→ WHAT YOU WILL DO: Retype the entries exactly; omit all pictures.

[Data records for software interfaces]
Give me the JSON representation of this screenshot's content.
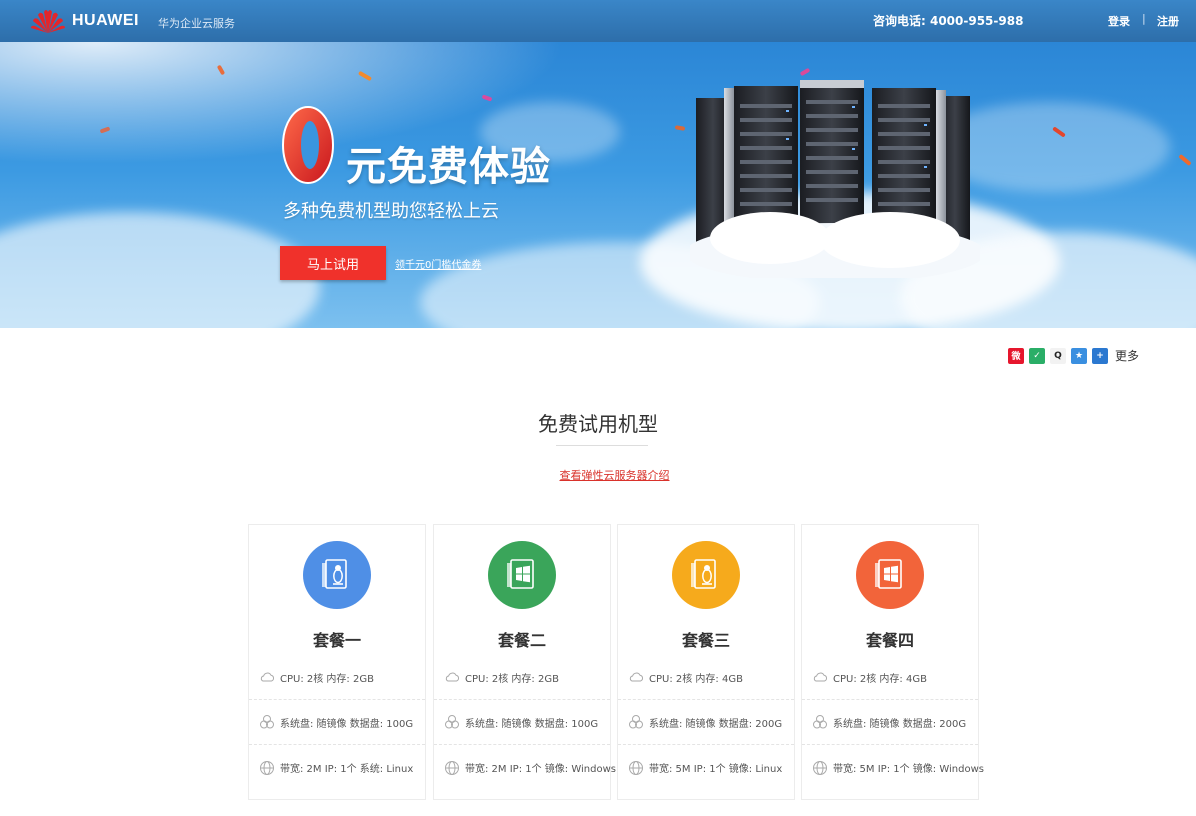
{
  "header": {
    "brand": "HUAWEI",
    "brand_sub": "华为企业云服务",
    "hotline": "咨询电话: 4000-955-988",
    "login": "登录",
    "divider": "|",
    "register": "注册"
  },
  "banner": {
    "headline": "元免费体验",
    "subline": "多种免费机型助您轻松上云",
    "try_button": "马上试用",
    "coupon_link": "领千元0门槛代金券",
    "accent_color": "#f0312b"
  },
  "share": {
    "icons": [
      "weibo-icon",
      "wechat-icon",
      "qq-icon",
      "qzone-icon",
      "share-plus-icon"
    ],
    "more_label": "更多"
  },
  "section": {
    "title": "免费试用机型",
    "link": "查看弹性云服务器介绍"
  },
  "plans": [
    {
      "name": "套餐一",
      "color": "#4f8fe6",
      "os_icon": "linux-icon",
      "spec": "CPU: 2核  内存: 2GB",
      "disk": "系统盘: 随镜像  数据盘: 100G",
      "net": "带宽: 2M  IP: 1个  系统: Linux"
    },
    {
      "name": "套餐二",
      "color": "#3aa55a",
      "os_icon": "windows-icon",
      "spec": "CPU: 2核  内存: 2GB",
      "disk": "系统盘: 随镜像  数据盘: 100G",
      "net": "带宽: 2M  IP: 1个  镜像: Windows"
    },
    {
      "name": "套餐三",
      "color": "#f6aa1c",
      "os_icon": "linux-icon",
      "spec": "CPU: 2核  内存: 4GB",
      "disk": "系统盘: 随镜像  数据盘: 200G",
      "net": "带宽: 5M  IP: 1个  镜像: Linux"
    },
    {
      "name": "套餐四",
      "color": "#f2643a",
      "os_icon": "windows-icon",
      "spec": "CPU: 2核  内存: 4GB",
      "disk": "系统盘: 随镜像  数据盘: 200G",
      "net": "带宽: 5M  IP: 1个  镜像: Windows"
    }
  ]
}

→ THE COMPLETED TASK:
Give me the JSON representation of this screenshot's content.
{
  "header": {
    "brand": "HUAWEI",
    "brand_sub": "华为企业云服务",
    "hotline": "咨询电话: 4000-955-988",
    "login": "登录",
    "divider": "|",
    "register": "注册"
  },
  "banner": {
    "headline": "元免费体验",
    "subline": "多种免费机型助您轻松上云",
    "try_button": "马上试用",
    "coupon_link": "领千元0门槛代金券",
    "accent_color": "#f0312b"
  },
  "share": {
    "icons": [
      "weibo-icon",
      "wechat-icon",
      "qq-icon",
      "qzone-icon",
      "share-plus-icon"
    ],
    "more_label": "更多"
  },
  "section": {
    "title": "免费试用机型",
    "link": "查看弹性云服务器介绍"
  },
  "plans": [
    {
      "name": "套餐一",
      "color": "#4f8fe6",
      "os_icon": "linux-icon",
      "spec": "CPU: 2核  内存: 2GB",
      "disk": "系统盘: 随镜像  数据盘: 100G",
      "net": "带宽: 2M  IP: 1个  系统: Linux"
    },
    {
      "name": "套餐二",
      "color": "#3aa55a",
      "os_icon": "windows-icon",
      "spec": "CPU: 2核  内存: 2GB",
      "disk": "系统盘: 随镜像  数据盘: 100G",
      "net": "带宽: 2M  IP: 1个  镜像: Windows"
    },
    {
      "name": "套餐三",
      "color": "#f6aa1c",
      "os_icon": "linux-icon",
      "spec": "CPU: 2核  内存: 4GB",
      "disk": "系统盘: 随镜像  数据盘: 200G",
      "net": "带宽: 5M  IP: 1个  镜像: Linux"
    },
    {
      "name": "套餐四",
      "color": "#f2643a",
      "os_icon": "windows-icon",
      "spec": "CPU: 2核  内存: 4GB",
      "disk": "系统盘: 随镜像  数据盘: 200G",
      "net": "带宽: 5M  IP: 1个  镜像: Windows"
    }
  ]
}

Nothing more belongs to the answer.